[Input data]

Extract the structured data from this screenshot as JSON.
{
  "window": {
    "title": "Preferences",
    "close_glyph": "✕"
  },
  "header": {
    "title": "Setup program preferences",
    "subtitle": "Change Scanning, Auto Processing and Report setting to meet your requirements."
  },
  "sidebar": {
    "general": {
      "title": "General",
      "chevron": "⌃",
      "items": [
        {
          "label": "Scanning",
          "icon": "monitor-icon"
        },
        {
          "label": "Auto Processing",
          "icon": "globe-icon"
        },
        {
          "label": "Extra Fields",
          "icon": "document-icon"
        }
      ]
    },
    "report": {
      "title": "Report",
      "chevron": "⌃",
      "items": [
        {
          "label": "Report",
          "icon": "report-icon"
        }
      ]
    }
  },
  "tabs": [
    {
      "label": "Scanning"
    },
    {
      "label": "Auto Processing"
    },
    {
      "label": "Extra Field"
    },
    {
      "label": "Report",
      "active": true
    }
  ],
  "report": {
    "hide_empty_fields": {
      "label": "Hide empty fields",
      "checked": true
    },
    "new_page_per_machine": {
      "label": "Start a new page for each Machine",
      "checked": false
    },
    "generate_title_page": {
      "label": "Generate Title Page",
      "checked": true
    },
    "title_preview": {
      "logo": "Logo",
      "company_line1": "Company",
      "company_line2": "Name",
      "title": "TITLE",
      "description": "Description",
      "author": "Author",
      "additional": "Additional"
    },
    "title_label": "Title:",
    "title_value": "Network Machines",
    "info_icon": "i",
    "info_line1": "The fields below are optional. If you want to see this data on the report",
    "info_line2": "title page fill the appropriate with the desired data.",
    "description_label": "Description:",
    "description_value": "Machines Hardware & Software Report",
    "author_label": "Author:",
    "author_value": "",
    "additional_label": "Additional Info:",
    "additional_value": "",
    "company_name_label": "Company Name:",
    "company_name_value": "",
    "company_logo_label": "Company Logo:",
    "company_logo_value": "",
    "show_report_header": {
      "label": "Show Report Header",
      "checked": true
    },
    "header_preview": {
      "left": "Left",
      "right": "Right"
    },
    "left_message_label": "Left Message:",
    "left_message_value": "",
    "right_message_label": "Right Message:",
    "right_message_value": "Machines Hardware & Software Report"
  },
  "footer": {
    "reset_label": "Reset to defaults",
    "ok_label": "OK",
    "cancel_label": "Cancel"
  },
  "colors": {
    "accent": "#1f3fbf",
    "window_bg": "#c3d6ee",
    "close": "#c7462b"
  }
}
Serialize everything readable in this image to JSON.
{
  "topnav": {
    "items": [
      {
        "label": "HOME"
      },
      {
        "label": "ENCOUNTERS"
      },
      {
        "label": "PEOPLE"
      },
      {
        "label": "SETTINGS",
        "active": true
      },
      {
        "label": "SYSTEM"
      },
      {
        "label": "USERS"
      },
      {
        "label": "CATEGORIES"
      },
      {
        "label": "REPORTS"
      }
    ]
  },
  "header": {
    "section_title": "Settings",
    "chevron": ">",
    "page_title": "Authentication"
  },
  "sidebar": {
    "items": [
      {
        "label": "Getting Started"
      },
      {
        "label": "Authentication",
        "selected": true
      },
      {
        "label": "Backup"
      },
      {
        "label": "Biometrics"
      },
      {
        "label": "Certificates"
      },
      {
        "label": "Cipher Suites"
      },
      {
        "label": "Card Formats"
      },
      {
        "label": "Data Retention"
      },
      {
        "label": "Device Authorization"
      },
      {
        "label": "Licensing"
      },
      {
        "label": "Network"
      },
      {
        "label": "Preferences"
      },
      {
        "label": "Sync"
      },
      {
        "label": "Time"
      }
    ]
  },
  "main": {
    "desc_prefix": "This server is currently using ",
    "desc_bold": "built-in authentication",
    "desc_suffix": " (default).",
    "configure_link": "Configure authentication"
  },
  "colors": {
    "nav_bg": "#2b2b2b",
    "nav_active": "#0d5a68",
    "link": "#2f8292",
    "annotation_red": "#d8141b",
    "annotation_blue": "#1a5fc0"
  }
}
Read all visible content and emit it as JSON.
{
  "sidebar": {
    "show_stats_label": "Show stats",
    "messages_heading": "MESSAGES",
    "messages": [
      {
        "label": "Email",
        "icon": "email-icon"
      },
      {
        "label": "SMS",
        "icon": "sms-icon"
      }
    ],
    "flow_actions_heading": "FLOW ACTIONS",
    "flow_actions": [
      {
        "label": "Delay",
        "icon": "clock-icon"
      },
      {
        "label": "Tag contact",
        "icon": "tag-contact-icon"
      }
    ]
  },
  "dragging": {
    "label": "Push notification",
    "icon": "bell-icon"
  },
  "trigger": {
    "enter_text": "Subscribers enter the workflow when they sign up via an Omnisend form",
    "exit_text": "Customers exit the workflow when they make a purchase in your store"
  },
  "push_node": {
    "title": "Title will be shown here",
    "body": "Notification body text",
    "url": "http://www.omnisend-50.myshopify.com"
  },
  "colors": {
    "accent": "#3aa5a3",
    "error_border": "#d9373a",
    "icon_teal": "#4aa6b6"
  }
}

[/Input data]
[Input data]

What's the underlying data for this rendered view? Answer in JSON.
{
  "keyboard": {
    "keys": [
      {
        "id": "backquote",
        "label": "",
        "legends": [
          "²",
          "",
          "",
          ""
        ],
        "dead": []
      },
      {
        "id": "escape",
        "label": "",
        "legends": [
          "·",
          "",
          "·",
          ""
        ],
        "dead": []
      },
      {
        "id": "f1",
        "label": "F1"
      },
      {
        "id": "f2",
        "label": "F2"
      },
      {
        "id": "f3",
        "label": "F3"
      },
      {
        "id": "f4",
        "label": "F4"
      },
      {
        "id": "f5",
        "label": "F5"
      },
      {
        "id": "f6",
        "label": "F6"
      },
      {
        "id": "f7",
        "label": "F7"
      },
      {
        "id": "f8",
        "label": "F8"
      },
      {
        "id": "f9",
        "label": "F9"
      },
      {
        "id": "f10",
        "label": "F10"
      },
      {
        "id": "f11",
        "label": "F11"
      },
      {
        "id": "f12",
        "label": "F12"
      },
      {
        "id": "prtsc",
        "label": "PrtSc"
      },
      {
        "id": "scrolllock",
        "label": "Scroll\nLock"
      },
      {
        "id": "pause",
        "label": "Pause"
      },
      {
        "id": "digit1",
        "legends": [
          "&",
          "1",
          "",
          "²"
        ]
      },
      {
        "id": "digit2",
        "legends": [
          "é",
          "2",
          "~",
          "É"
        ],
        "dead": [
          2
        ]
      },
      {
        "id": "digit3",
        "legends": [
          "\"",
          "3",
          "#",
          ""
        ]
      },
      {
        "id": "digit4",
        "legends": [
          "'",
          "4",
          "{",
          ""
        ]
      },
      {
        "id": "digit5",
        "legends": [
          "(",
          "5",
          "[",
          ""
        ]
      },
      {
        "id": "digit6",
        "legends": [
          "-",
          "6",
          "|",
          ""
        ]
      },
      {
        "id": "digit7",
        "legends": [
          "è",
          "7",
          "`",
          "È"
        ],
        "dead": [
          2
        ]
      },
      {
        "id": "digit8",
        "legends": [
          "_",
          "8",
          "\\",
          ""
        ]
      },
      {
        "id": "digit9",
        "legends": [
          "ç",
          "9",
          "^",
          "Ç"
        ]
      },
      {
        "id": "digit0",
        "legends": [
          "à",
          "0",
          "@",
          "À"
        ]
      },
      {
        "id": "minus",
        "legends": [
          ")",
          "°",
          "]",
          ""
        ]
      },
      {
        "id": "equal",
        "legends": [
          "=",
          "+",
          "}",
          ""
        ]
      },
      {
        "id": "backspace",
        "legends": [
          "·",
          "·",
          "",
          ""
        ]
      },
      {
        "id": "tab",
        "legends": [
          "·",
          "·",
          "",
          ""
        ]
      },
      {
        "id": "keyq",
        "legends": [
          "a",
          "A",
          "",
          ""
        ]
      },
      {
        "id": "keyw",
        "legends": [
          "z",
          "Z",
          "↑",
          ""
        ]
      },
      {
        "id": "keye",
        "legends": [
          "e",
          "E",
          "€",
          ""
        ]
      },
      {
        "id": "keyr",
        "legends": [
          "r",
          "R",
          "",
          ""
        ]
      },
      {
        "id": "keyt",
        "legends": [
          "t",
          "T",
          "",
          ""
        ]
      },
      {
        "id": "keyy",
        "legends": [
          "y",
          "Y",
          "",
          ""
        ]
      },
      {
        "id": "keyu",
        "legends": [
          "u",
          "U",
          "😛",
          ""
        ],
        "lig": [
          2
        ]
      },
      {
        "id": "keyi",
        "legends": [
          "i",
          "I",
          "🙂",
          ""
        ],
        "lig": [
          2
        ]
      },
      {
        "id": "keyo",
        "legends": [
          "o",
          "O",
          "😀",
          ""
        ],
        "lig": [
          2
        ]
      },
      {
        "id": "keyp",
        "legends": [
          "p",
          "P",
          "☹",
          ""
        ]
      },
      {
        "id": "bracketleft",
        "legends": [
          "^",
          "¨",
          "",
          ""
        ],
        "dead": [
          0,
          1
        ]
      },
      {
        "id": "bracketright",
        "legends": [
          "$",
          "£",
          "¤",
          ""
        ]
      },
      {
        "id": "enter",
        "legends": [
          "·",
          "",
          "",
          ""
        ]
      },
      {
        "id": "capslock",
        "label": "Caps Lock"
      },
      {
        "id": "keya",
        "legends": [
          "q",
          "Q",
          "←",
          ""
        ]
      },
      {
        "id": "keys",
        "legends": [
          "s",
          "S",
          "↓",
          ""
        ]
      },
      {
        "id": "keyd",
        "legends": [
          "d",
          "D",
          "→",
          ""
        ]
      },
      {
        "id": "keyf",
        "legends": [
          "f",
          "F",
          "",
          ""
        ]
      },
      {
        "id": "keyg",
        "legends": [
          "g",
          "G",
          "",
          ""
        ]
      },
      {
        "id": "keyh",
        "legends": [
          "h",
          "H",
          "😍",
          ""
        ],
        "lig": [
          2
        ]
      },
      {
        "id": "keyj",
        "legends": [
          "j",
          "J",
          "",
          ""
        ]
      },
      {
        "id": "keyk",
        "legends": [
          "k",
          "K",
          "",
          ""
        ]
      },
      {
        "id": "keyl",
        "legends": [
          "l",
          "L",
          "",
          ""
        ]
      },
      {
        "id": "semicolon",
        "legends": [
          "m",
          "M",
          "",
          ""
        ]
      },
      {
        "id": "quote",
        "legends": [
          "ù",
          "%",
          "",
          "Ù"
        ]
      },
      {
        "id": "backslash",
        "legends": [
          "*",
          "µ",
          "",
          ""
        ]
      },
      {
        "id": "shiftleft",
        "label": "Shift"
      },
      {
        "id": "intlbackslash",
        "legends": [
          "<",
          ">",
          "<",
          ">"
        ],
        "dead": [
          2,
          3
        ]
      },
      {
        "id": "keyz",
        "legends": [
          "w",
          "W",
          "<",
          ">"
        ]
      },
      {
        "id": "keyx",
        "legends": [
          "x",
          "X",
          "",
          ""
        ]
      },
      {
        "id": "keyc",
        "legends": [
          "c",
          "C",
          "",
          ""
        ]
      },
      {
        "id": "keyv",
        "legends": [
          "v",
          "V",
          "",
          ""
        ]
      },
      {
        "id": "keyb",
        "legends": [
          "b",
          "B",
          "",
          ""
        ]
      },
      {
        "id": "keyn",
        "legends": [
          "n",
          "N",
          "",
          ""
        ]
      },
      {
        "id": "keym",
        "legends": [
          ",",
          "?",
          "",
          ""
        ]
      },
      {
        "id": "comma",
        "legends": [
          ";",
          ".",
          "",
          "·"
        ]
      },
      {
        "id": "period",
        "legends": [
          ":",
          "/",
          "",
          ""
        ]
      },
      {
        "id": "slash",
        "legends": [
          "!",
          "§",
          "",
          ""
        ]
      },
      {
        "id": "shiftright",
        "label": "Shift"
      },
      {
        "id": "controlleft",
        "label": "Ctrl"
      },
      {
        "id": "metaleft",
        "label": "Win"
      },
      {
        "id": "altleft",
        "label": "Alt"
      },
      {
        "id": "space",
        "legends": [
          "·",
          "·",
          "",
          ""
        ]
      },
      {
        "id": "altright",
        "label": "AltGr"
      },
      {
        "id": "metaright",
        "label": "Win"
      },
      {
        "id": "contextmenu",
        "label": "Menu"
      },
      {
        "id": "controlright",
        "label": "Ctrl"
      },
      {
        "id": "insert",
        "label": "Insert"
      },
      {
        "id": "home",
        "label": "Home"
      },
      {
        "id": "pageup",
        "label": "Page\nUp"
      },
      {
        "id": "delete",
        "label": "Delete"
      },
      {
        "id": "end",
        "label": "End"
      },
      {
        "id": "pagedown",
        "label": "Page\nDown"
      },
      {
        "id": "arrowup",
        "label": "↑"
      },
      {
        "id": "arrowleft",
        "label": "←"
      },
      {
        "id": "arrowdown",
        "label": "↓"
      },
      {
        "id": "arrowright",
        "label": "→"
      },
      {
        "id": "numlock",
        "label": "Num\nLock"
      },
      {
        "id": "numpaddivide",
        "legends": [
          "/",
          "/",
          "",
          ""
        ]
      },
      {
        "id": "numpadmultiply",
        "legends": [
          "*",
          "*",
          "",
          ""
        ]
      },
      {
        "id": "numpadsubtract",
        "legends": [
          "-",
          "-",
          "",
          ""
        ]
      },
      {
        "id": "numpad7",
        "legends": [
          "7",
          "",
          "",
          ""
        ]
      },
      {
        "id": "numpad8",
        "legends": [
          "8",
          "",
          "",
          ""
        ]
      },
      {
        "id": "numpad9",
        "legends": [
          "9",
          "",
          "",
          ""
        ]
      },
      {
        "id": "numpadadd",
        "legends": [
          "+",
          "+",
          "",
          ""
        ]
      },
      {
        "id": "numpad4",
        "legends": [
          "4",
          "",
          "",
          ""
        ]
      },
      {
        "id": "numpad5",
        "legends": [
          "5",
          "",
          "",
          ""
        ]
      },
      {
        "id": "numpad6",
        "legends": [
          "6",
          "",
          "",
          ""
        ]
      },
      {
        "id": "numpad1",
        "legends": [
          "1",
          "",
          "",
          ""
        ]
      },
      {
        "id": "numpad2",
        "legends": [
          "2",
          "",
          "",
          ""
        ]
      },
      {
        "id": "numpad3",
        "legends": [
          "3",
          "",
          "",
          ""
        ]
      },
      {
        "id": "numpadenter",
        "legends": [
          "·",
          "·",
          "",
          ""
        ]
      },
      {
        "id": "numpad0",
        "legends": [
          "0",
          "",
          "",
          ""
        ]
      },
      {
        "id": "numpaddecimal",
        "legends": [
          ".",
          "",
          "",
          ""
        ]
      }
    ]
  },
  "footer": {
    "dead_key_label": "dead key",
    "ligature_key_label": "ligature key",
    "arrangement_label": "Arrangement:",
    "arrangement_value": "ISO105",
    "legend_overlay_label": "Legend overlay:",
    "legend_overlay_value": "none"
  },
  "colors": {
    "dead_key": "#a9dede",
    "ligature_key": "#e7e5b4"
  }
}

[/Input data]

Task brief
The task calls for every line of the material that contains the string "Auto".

Answer box
    "subtitle": "Change Scanning, Auto Processing and Report setting to meet your requirements."
          "label": "Auto Processing",
      "label": "Auto Processing"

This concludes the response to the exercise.